WTO rejects China’s challenge to US Section 201 solar tariffs

A Q CELLS module plant in the US. The company has requested an extension of the Section 201 tariffs. Image: Q CELLS.

The World Trade Organization (WTO) has rejected China’s challenges to US safeguard tariffs on certain crystalline silicon PV cells, ruling that the measures have not breached global trade rules.

A WTO dispute settlement panel issued a report yesterday (Thursday 2 September) rejecting China’s claims relating to the Section 201 tariffs that were introduced by the Trump administration in 2018 to support US solar manufacturers.

China requested the establishment of a WTO panel in 2019, alleging that the US imposition of the safeguard was inconsistent with trade rules.
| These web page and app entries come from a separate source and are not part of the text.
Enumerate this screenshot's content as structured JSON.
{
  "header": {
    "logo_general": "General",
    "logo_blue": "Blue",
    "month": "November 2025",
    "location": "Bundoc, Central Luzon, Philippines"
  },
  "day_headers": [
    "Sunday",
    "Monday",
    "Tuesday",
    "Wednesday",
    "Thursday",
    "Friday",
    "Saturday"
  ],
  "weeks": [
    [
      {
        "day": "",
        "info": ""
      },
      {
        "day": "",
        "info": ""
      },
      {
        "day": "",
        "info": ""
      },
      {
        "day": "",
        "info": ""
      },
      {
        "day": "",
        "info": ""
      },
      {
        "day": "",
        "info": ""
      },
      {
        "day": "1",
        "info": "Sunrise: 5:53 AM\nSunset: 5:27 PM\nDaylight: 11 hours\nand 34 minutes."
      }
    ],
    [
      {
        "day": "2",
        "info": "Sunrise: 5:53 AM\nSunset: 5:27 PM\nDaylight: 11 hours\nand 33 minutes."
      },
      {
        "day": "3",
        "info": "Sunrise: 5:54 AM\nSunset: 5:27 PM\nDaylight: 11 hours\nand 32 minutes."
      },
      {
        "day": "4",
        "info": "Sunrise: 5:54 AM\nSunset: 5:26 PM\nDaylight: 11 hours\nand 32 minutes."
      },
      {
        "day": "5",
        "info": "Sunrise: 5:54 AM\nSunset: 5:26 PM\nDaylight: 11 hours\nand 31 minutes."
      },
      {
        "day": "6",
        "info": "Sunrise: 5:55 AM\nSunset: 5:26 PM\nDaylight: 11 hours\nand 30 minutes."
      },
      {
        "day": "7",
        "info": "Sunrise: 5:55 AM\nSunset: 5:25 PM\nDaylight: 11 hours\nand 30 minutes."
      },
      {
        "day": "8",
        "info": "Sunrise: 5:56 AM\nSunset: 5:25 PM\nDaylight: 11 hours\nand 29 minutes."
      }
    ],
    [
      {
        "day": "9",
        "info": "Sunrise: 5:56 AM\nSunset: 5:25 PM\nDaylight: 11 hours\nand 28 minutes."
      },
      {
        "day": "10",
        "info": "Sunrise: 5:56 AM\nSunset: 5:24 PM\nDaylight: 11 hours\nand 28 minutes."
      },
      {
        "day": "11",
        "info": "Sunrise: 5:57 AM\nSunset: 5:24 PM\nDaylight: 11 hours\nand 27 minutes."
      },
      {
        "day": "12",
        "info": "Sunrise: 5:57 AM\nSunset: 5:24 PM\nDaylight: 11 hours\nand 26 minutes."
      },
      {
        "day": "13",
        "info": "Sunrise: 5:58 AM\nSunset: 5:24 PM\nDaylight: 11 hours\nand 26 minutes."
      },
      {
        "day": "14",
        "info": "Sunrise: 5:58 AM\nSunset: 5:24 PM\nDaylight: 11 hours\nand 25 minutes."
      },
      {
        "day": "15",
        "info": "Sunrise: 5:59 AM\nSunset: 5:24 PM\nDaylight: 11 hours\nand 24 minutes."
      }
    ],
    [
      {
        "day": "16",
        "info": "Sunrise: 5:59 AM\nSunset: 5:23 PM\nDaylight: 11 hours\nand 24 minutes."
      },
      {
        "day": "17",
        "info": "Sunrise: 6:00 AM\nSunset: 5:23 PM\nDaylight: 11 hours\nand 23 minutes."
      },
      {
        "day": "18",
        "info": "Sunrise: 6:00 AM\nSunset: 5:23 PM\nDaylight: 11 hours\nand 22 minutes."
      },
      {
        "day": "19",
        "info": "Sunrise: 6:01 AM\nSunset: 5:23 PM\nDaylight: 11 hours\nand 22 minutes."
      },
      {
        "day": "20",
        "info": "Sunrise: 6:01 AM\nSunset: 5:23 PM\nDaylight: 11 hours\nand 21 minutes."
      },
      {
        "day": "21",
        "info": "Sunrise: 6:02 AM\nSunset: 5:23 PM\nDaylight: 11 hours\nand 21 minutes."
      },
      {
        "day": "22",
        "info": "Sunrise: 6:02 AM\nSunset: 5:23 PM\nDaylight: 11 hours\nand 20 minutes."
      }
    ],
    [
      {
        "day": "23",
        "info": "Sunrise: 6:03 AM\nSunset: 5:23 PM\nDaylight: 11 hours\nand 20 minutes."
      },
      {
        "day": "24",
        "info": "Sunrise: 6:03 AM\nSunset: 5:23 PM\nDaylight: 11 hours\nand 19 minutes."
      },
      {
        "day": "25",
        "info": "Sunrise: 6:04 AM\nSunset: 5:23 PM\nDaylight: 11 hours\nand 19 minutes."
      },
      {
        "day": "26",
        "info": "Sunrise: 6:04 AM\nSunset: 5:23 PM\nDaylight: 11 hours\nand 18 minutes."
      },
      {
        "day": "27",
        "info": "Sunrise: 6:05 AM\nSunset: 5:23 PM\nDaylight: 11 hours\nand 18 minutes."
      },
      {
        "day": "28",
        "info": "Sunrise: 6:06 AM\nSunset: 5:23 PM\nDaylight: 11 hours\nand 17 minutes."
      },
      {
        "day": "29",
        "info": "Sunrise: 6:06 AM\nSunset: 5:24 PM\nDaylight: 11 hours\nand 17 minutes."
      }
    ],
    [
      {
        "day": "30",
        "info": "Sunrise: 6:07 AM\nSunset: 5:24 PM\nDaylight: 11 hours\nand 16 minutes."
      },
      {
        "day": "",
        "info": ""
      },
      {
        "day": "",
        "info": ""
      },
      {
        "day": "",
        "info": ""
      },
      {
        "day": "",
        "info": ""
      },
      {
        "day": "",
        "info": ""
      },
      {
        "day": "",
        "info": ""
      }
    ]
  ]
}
However, the panel has rejected all of China’s claims, including that the US failed to establish a causal link between increased imports and serious injury to its domestic industry.

“I welcome the WTO panel’s findings rejecting China’s challenges to the US solar safeguard as baseless,” said US Trade Representative Katherine Tai.

The Section 201 tariffs on crystalline silicon photovoltaic cells were introduced at a rate of 30% and were to be in place for four years, declining by five percentage points each year. However, then-President Trump issued a proclamation last October that imposed the safeguard duties on bifacial panels, which were previously excluded, and increased the tariff rate from 15% to 18% for its fourth year (2021).

With the Section 201 tariffs due to expire in February 2022, an investigation is set to be launched on whether they should be extended beyond then.

US-based module manufacturers Auxin Solar and Suniva last month filed a petition with the US International Trade Commission to extend the tariffs for another four years. Another petition was submitted days later by Hanwha Q CELLS USA, LG Electronics USA and Mission Solar Energy, which claimed the removal of the safeguard measures would “make it more likely that the US becomes wholly dependent on imports”.

However, the Solar Energy Industries Association, which has previously called on President Biden to scrap the tariffs, is instead calling for increased federal investment to support US PV manufacturers. Responding to the first petition filed last month, the trade body’s vice president of market strategy and general counsel, John Smirnow, said: “If we hope to reach our ambitious climate goals, we must accelerate solar deployment, not hinder it with unnecessarily punitive trade measures.”